[Dataset items]
:::::

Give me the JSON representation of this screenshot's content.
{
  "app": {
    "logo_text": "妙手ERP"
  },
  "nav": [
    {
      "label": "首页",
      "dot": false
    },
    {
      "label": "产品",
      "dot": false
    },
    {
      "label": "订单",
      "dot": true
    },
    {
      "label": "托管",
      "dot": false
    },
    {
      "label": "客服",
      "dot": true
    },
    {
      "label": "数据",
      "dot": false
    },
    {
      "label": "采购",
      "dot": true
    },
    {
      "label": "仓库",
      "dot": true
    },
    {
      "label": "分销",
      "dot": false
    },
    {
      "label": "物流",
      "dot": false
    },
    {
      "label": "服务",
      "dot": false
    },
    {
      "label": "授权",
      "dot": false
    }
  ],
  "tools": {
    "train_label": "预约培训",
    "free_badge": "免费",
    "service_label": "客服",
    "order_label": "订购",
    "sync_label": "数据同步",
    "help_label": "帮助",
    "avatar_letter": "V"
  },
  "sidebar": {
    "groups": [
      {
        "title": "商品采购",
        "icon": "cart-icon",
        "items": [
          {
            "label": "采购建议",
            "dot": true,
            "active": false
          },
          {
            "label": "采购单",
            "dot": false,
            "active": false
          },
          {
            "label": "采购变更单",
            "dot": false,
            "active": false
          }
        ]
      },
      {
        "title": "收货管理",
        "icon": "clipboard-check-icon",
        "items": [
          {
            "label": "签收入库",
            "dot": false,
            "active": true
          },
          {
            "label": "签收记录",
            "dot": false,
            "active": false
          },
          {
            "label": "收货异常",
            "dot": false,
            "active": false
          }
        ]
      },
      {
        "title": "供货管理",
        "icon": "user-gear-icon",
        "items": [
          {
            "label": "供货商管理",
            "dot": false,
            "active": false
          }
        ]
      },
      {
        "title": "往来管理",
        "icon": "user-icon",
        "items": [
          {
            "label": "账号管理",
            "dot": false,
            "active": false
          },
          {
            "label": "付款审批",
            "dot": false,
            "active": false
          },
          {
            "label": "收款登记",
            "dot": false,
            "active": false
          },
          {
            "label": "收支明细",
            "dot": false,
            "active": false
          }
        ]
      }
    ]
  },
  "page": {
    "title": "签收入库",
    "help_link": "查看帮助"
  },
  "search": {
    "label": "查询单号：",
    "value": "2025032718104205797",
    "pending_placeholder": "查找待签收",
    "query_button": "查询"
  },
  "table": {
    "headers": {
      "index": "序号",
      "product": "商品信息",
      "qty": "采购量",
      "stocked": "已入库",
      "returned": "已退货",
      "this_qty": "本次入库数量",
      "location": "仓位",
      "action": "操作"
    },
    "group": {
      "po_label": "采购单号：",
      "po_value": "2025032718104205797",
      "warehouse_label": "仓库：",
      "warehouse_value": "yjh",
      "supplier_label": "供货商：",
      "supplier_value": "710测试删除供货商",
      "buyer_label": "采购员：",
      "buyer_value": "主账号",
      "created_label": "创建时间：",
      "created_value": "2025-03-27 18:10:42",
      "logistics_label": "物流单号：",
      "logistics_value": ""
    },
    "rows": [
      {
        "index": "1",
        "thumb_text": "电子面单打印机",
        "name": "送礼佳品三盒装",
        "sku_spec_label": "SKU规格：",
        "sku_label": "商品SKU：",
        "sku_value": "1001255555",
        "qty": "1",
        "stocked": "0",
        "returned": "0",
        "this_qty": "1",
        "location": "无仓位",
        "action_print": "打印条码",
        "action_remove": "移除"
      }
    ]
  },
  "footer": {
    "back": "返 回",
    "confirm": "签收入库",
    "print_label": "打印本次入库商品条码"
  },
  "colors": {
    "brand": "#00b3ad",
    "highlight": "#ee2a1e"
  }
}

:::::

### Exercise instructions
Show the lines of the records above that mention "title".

### Response to the exercise
        "title": "商品采购",
        "title": "收货管理",
        "title": "供货管理",
        "title": "往来管理",
    "title": "签收入库",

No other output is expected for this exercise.